Meet Chloe O’Keeffe, the business development manager for California Closets. Based in San Francisco, O’Keeffe worked as a design consultant for more than six years before transitioning into her current role as a liaison between California Closets, regional interior designers, architects, builders, developers and real estate brokers. She also holds a master’s degree in interior architecture.
Since well-designed spaces are O’Keeffe’s passion, we chatted with her about her interior style, how she approaches a new project and what she’s learned about turning a home into a sanctuary.
How would you describe your design style?
My personal aesthetic is modern — I love clean lines with an accent of something fun. The ‘fun’ can be really interesting hardware, a pop of color, textured or printed glass, or any small design detail that will make a big impact. When working with clients, I like to get a sense of what their current style is, what makes them comfortable and what they are aiming for, if they are trying to make a change. I rely on my own design aesthetic and gut to help my clients edit when needed. I feel that a little pizzazz can go a long way.

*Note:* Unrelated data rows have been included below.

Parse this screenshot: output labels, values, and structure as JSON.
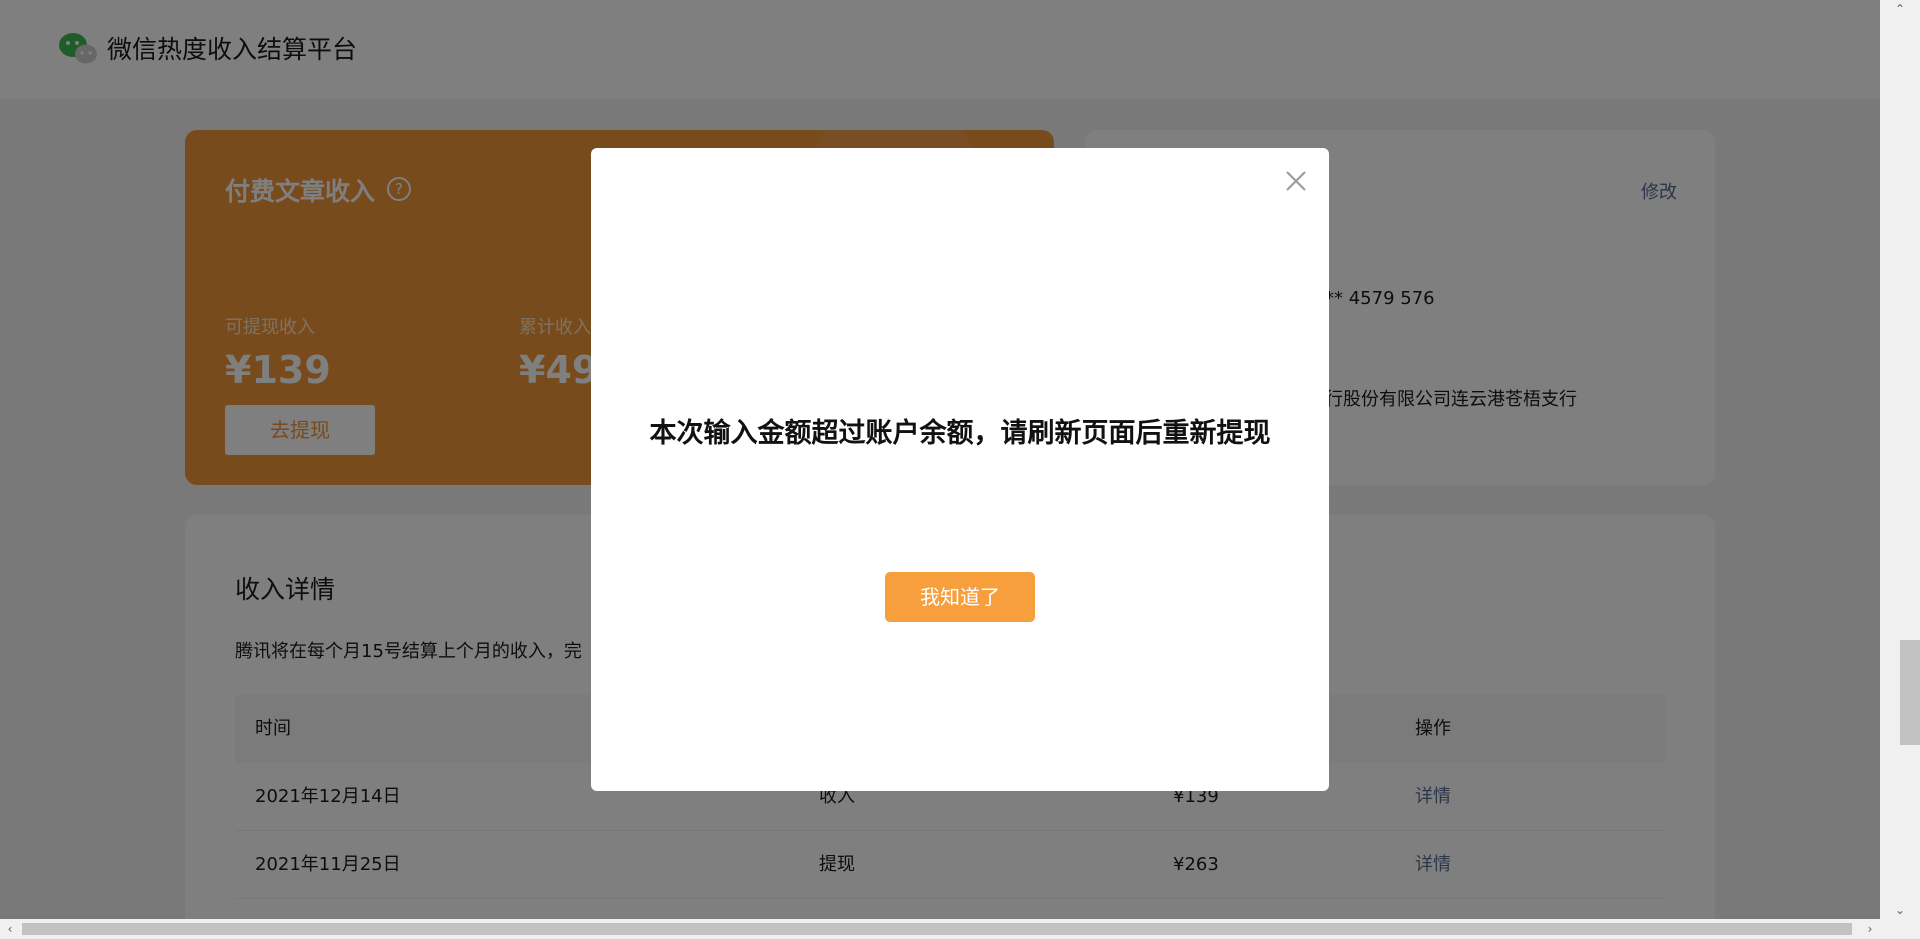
{
  "header": {
    "title": "微信热度收入结算平台",
    "logo_icon": "wechat-logo-icon"
  },
  "income_card": {
    "title": "付费文章收入",
    "help_icon": "question-circle-icon",
    "withdrawable_label": "可提现收入",
    "withdrawable_value": "¥139",
    "cumulative_label": "累计收入",
    "cumulative_value": "¥49",
    "withdraw_button": "去提现",
    "accent_color": "#f0973a"
  },
  "account_card": {
    "modify_link": "修改",
    "account_number": "** 4579 576",
    "bank_name": "行股份有限公司连云港苍梧支行"
  },
  "detail": {
    "title": "收入详情",
    "description": "腾讯将在每个月15号结算上个月的收入，完",
    "columns": [
      "时间",
      "",
      "",
      "操作"
    ],
    "rows": [
      {
        "date": "2021年12月14日",
        "type": "收入",
        "amount": "¥139",
        "action": "详情"
      },
      {
        "date": "2021年11月25日",
        "type": "提现",
        "amount": "¥263",
        "action": "详情"
      }
    ]
  },
  "modal": {
    "message": "本次输入金额超过账户余额，请刷新页面后重新提现",
    "confirm_button": "我知道了",
    "close_icon": "close-icon",
    "button_color": "#f79f3c"
  }
}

What’s the first thing you do when you assess a new space you’re designing?
I tend to look at the bigger picture first. I like to start with an overall assessment of the space and what is around it. The design should be cohesive. Then I analyze what needs to fit into the design, and how I can marry the form, finishes, and the function.
What’s your favorite design that you’ve done for a client?
One of my favorite designs I did was actually four years ago. It was a small walk-in closet
that had lots of weird obstructions for plumbing, as well as air chases. The obstructions that I originally thought were going to be such a challenge, ended up creating cute niches for handbags and shoes to fit into. The client picked this really fun wallpaper for the space, and then we kept everything else a simple white. Her personal style was a bit more traditional
compared to my more modern aesthetic, but we worked together well to create something perfect for her.
What’s the biggest design lesson you’ve learned over the course of your career?
Not to make assumptions and to ask tons
of questions. For example, many clients have described their style as modern
during that first consultation, but when I see what they like or what their concept imagery is, I would classify their style more as transitional, or even sometimes traditional. I found that I really have to zoom in on certain aspects of design, and ask particular questions to really understand what exactly my client likes.
What’s your No. 1 design tip that can be applied to nearly every space?
The beauty is in the details, even if they are very small.